All commands shown below should be run as user “informix”.
For storage encryption, first make sure that the IBM Global Security Kit (GSKit) is set up. For example, the installer is present but not yet run in either of these free Docker images:
You can fix that with:
It doesn’t seem to cause any harm if the above is repeated unnecessarily. Note that the installed GSKit location varies with platform, for example:
Next, you need to add a line such as this to the $INFORMIXDIR/etc/$ONCONFIG file:
The exact line above is recommended which automatically handles multiple instances. For example, if the Informix server name is “test”, the following files will be created automatically in the same directory:
There are other options that can be appended, but none of them essential:
The default cipher is 128-bit AES.
If the above is in place before you first initialize an instance for the first time with “oninit -iv”, all dbspaces will be encrypted from the outset.

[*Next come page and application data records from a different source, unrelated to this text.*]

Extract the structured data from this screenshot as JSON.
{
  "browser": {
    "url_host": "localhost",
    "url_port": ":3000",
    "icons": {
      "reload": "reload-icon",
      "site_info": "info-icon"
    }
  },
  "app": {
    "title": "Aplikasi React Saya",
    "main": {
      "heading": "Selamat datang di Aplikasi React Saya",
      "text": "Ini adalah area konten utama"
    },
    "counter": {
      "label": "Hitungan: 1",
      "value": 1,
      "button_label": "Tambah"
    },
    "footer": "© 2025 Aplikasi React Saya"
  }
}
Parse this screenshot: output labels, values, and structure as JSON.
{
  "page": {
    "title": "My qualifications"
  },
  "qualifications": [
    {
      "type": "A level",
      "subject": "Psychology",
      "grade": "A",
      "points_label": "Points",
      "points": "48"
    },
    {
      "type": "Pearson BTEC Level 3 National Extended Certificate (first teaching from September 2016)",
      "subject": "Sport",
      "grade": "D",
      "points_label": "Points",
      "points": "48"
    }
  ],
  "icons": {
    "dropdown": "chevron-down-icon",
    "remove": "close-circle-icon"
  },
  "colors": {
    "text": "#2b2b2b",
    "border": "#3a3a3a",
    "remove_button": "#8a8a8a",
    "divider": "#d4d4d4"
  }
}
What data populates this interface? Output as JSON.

If you wish to encrypt all dbspaces for an existing instance, set up the above and then perform a level 0 archive, stop the instance, and restore it again specifying encryption. For example, using “ontape” with a directory in configuration parameter TAPEDEV, these are the necessary commands:

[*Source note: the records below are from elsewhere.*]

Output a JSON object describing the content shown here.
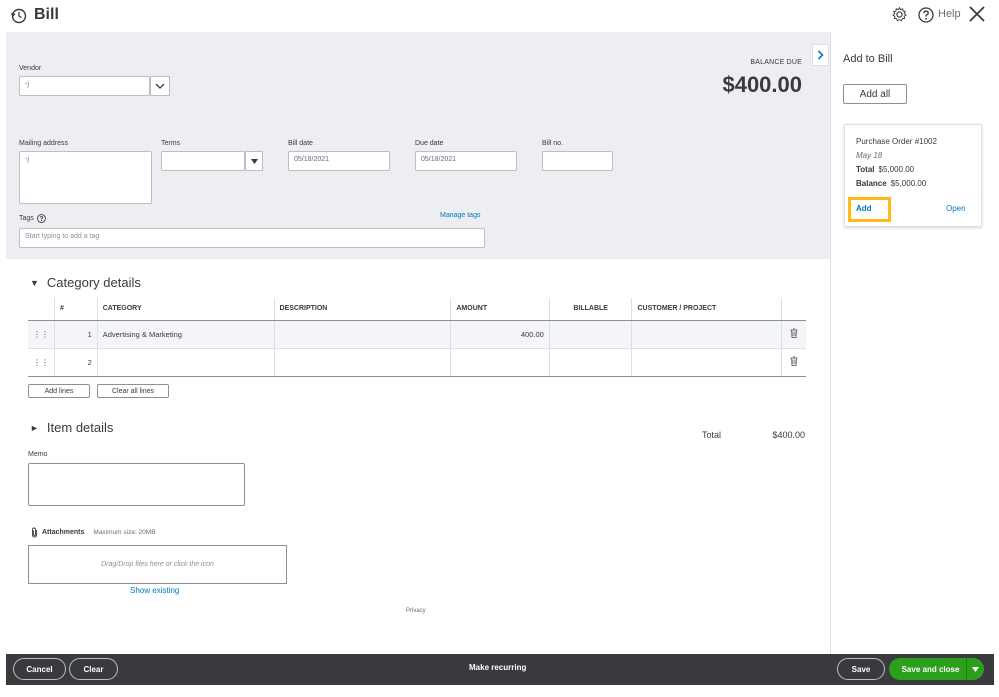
{
  "header": {
    "title": "Bill",
    "help_label": "Help"
  },
  "form": {
    "vendor_label": "Vendor",
    "vendor_value": "-j",
    "balance_due_label": "BALANCE DUE",
    "balance_due_value": "$400.00",
    "mailing_address_label": "Mailing address",
    "mailing_address_value": "-j",
    "terms_label": "Terms",
    "terms_value": "",
    "bill_date_label": "Bill date",
    "bill_date_value": "05/18/2021",
    "due_date_label": "Due date",
    "due_date_value": "05/18/2021",
    "bill_no_label": "Bill no.",
    "bill_no_value": "",
    "tags_label": "Tags",
    "manage_tags_label": "Manage tags",
    "tags_placeholder": "Start typing to add a tag"
  },
  "category_details": {
    "title": "Category details",
    "columns": [
      "#",
      "CATEGORY",
      "DESCRIPTION",
      "AMOUNT",
      "BILLABLE",
      "CUSTOMER / PROJECT"
    ],
    "rows": [
      {
        "num": "1",
        "category": "Advertising & Marketing",
        "description": "",
        "amount": "400.00",
        "billable": "",
        "customer": ""
      },
      {
        "num": "2",
        "category": "",
        "description": "",
        "amount": "",
        "billable": "",
        "customer": ""
      }
    ],
    "add_lines_label": "Add lines",
    "clear_all_lines_label": "Clear all lines"
  },
  "item_details": {
    "title": "Item details"
  },
  "totals": {
    "total_label": "Total",
    "total_value": "$400.00"
  },
  "memo": {
    "label": "Memo"
  },
  "attachments": {
    "label": "Attachments",
    "max_size": "Maximum size: 20MB",
    "dropzone_text": "Drag/Drop files here or click the icon",
    "show_existing": "Show existing"
  },
  "privacy_label": "Privacy",
  "side_panel": {
    "title": "Add to Bill",
    "add_all_label": "Add all",
    "purchase_order": {
      "title": "Purchase Order #1002",
      "date": "May 18",
      "total_label": "Total",
      "total_value": "$5,000.00",
      "balance_label": "Balance",
      "balance_value": "$5,000.00",
      "add_label": "Add",
      "open_label": "Open"
    },
    "highlight_color": "#ffba1a"
  },
  "footer": {
    "cancel_label": "Cancel",
    "clear_label": "Clear",
    "make_recurring_label": "Make recurring",
    "save_label": "Save",
    "save_close_label": "Save and close"
  },
  "colors": {
    "brand_green": "#2ca01c",
    "link_blue": "#0077c5",
    "footer_bg": "#393a3d",
    "panel_grey": "#eceef1"
  }
}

Note that, should you need to perform a cold restore of a previously encrypted instance, it will fail unless the key files are removed beforehand with:

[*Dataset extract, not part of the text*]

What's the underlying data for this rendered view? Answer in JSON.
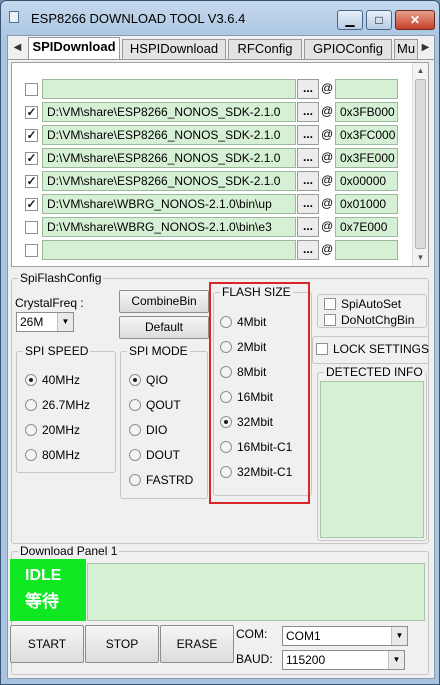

Should you wish to have only some dbspaces encrypted, this can be achieved by using the “onspaces” command to create individual dbspaces with or without the “-u” (unencrypted) option, for example:
You can check which dbspaces are encrypted with “onstat -d”, which shows “E” in the “flags” column where applicable (whereas “E” would mean “expandable” in the second “Chunks” list):
Backup encryption is equally straightforward. This article assumes the use of “openssl” as it is the most portable tool, for example it’s available as standard on both Linux and AIX. The main alternative on Linux is “pgp”, but no binary installer exists at this time for AIX 7.
We first need to create a file in a secure location containing the encryption password on one line:
The contents entered with “vi” above could be 128 bytes randomly generated here:
Next, create a filter script with two names as follows:
The shell script contents entered with “vi” above could be as follows:
Finally, set configuration parameters to use the above automatically:
The new settings entered with “vi” above should be:
The solution above assumes that, as well as encryption, “gzip” compression is desired, as it often is.
On later versions of “openssl”, you may find the “-z” option is supported which similarly performs compression with the “zlib” library. This would reduce the number of processes and in theory make it possible to do without the shell script.
Otherwise, pipe symbols in BACKUP_FILTER or RESTORE_FILTER cause the operation to fail, even if quoted as documented, so there is no choice but to have a script. There are in any case other advantages, such as having the cipher details and password location defined once, and the latter not accessible to other users with “ps -f”.
On larger systems with many CPU cores, consider compiling and using the much faster multi-threaded implementation of “gzip” available here:
The cipher chosen in the filter script is 128-bit AES (the same as the DISK_ENCRYPTION default). It uses around 10% of the CPU used by “gzip” during a backup and 50% during a restore. You could go up to 256-bit with a modest performance penalty.